Euler discussed whether or not it was possible to stroll around Koenigsberg crossing each of its seven bridges exactly once. Experiment with different numbers of islands and bridges.

A, B & C own a half, a third and a sixth of a coin collection. Each grab some coins, return some, then share equally what they had put back, finishing with their own share. How rich are they?

Can you arrange the numbers 1 to 17 in a row so that each adjacent pair adds up to a square number?

Choose a couple of the sequences. Try to picture how to make the next, and the next, and the next... Can you describe your reasoning?

Is it possible to rearrange the numbers 1,2......12 around a clock face in such a way that every two numbers in adjacent positions differ by any of 3, 4 or 5 hours?

Carry out cyclic permutations of nine digit numbers containing the digits from 1 to 9 (until you get back to the first number). Prove that whatever number you choose, they will add to the same total.

Janine noticed, while studying some cube numbers, that if you take three consecutive whole numbers and multiply them together and then add the middle number of the three, you get the middle number. . . .

What happens to the perimeter of triangle ABC as the two smaller circles change size and roll around inside the bigger circle?

Clearly if a, b and c are the lengths of the sides of a triangle and the triangle is equilateral then a^2 + b^2 + c^2 = ab + bc + ca. Is the converse true, and if so can you prove it? That is if. . . .

Prove that if the integer n is divisible by 4 then it can be written as the difference of two squares.

Can you see how this picture illustrates the formula for the sum of the first six cube numbers?

Make an eight by eight square, the layout is the same as a chessboard. You can print out and use the square below. What is the area of the square? Divide the square in the way shown by the red dashed. . . .

Can you fit Ls together to make larger versions of themselves?

Here are some examples of 'cons', and see if you can figure out where the trick is.

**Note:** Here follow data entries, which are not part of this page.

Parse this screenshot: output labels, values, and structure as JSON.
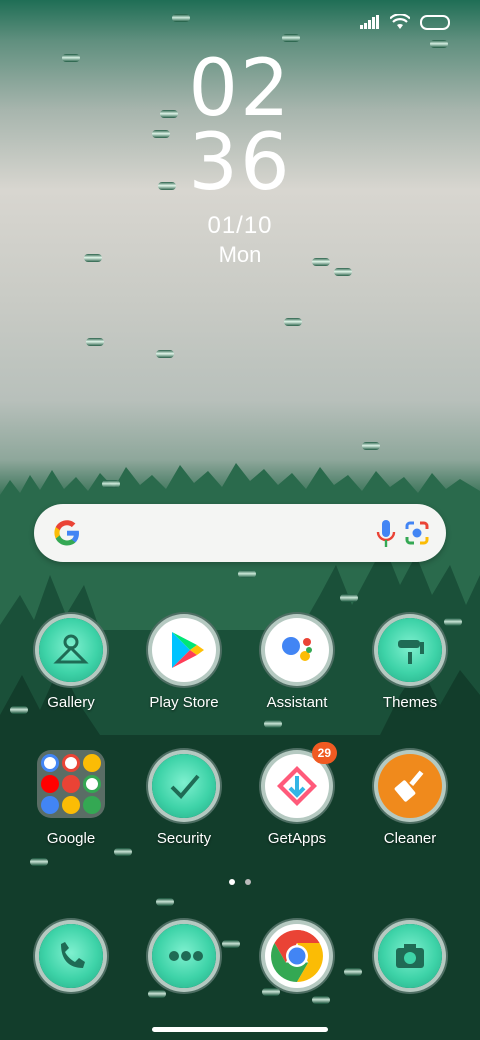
{
  "status_bar": {
    "signal_icon": "cell-signal-icon",
    "wifi_icon": "wifi-icon",
    "battery_icon": "battery-icon"
  },
  "clock": {
    "hour": "02",
    "minute": "36",
    "date": "01/10",
    "day": "Mon"
  },
  "search_bar": {
    "logo": "google-g-icon",
    "mic_icon": "microphone-icon",
    "lens_icon": "google-lens-icon"
  },
  "apps_row1": [
    {
      "label": "Gallery",
      "icon": "gallery-icon"
    },
    {
      "label": "Play Store",
      "icon": "play-store-icon"
    },
    {
      "label": "Assistant",
      "icon": "assistant-icon"
    },
    {
      "label": "Themes",
      "icon": "themes-icon"
    }
  ],
  "apps_row2": [
    {
      "label": "Google",
      "icon": "google-folder-icon"
    },
    {
      "label": "Security",
      "icon": "security-icon"
    },
    {
      "label": "GetApps",
      "icon": "getapps-icon",
      "badge": "29"
    },
    {
      "label": "Cleaner",
      "icon": "cleaner-icon"
    }
  ],
  "dock": [
    {
      "icon": "phone-icon"
    },
    {
      "icon": "messages-icon"
    },
    {
      "icon": "chrome-icon"
    },
    {
      "icon": "camera-icon"
    }
  ],
  "page_indicator": {
    "pages": 2,
    "active": 1
  },
  "colors": {
    "accent": "#3ed3a8",
    "badge": "#f05a22"
  }
}
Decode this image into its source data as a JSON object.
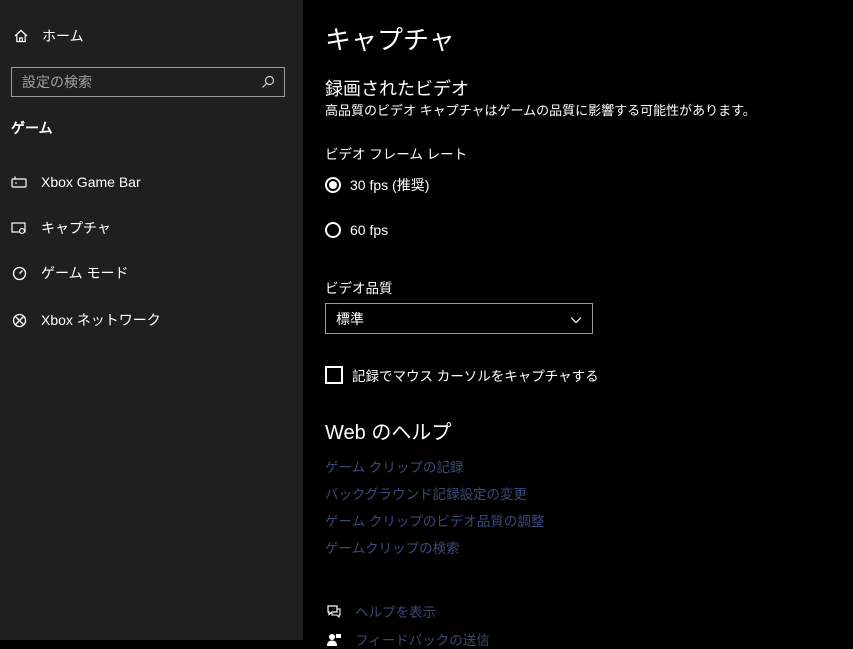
{
  "sidebar": {
    "home_label": "ホーム",
    "search_placeholder": "設定の検索",
    "section_title": "ゲーム",
    "items": [
      {
        "label": "Xbox Game Bar",
        "icon": "game-bar-icon"
      },
      {
        "label": "キャプチャ",
        "icon": "capture-icon"
      },
      {
        "label": "ゲーム モード",
        "icon": "game-mode-icon"
      },
      {
        "label": "Xbox ネットワーク",
        "icon": "xbox-icon"
      }
    ]
  },
  "main": {
    "title": "キャプチャ",
    "recorded_video": {
      "title": "録画されたビデオ",
      "description": "高品質のビデオ キャプチャはゲームの品質に影響する可能性があります。"
    },
    "frame_rate": {
      "label": "ビデオ フレーム レート",
      "options": [
        "30 fps (推奨)",
        "60 fps"
      ],
      "selected": "30 fps (推奨)"
    },
    "quality": {
      "label": "ビデオ品質",
      "value": "標準"
    },
    "cursor_checkbox": {
      "label": "記録でマウス カーソルをキャプチャする",
      "checked": false
    },
    "help": {
      "title": "Web のヘルプ",
      "links": [
        "ゲーム クリップの記録",
        "バックグラウンド記録設定の変更",
        "ゲーム クリップのビデオ品質の調整",
        "ゲームクリップの検索"
      ]
    },
    "bottom_links": [
      {
        "label": "ヘルプを表示",
        "icon": "help-chat-icon"
      },
      {
        "label": "フィードバックの送信",
        "icon": "feedback-icon"
      }
    ]
  },
  "colors": {
    "sidebar_bg": "#1f1f1f",
    "main_bg": "#000000",
    "link": "#3a4a78"
  }
}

A paradox is a statement that seems to be both untrue and true at the same time. This article looks at a few examples and challenges you to investigate them for yourself.

What is the area of the quadrilateral APOQ? Working on the building blocks will give you some insights that may help you to work it out.

If you know the sizes of the angles marked with coloured dots in this diagram which angles can you find by calculation?

Make a set of numbers that use all the digits from 1 to 9, once and once only. Add them up. The result is divisible by 9. Add each of the digits in the new number. What is their sum? Now try some. . . .

The picture illustrates the sum 1 + 2 + 3 + 4 = (4 x 5)/2. Prove the general formula for the sum of the first n natural numbers and the formula for the sum of the cubes of the first n natural. . . .

Consider the equation 1/a + 1/b + 1/c = 1 where a, b and c are natural numbers and 0 < a < b < c. Prove that there is only one set of values which satisfy this equation.

Take any two numbers between 0 and 1. Prove that the sum of the numbers is always less than one plus their product?

Euler found four whole numbers such that the sum of any two of the numbers is a perfect square. Three of the numbers that he found are a = 18530, b=65570, c=45986. Find the fourth number, x. You. . . .

We are given a regular icosahedron having three red vertices. Show that it has a vertex that has at least two red neighbours.

Find the area of the annulus in terms of the length of the chord which is tangent to the inner circle.